By Meg Dickens
The Johnson County High School Class of 2020 had one last hurrah during the senior walk and picnic on Saturday, June 20. Students gathered at Food Country dressed in their caps, gowns, and honor cords then walked down Main Street to First Baptist Church to a crowd. Parents and generous volunteers from the Johnson County community chipped in to make this event a reality. Inclement weather was not enough to rain on their parade.]]
“After having our Senior year unexpectedly come to an end, my classmates and I have been dealing with the loss of multiple end-of-the-year activities. We have been very fortunate, though, because we have had the support and love of our community through all of it,” said JCHS 2020 graduate Hazlee Kleine. “ I know I can speak for all of the seniors when I say how grateful we are that we were able to have the Senior Walk and Picnic, and thank you to everyone that helped put it together.
Parents noticed how disappointed their children were and believed they deserved the rights of passage that the pandemic-induced early school closing took from them. As soon as school was officially closed for the 2019-2020 school year, parents got to work. Kim Kleine, the mother of Hazlee Kleine, organized a Facebook group specifically for this purpose. Graduates of the Class of 2020, brainstormed ideas and promoted them through Instagram.
Parents worked together to make these ideas possible. In the end, they pooled their resources and community resources for a photo booth, cornhole, karaoke, multiple recreational sports, and a dunking booth. Initially, there was going to be inflatables, but parents canceled the search after thinking about possible dangers related to COVID-19.
According to Kim, the ceremony is about “kids just being kids” and getting closure before moving on to the next step. Community members stepped up to make the event the best it could be.
A.C.T.I.O.N Coalition and State Farm furnished the main food; parents provided side dishes, drinks, and marshmallows; MyRide TN Johnson County Transportation Coordinator Danae Watson and Senior Center Director Kathy Motsinger handled and served desserts; Amy Curd provided wood for the bonfire and got permission from Gina Meade to use Chamber Park for the event; the Butler Fire Department provided a dunking booth; Joey Icenhour volunteered to be the photographer and helped find tables; Debbie Dunn searched for the DJ; First Christian Church donated equipment for cornhole and extreme frisbee; Johnson County High School loaned sports equipment; Paula Stewart organized teachers from county elementary schools, so students could see their former teachers.
“This community is just awesome.

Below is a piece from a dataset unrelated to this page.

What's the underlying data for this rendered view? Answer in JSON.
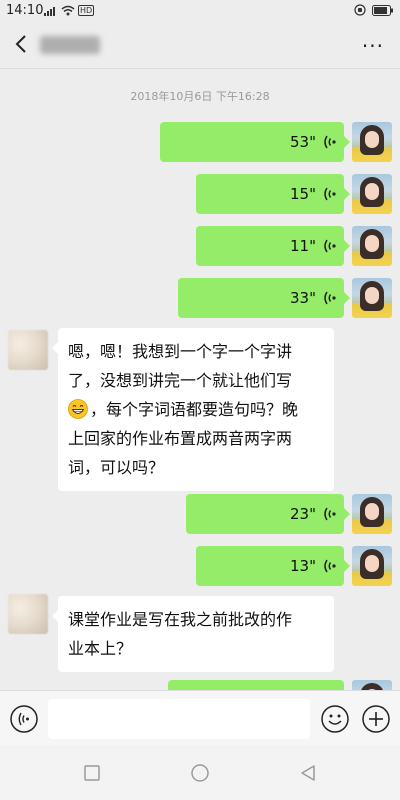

We have an overabundance of the important stuff,” Kim exclaimed. “There’s no better place for a child. When push comes to shove, this is the kind of place you want to be.”
It is not the end of this planning group. Their next project is a prom. Now that students committed to attending prom, if it were to happen, doubts on the matter can be put to rest, and plans can move forward.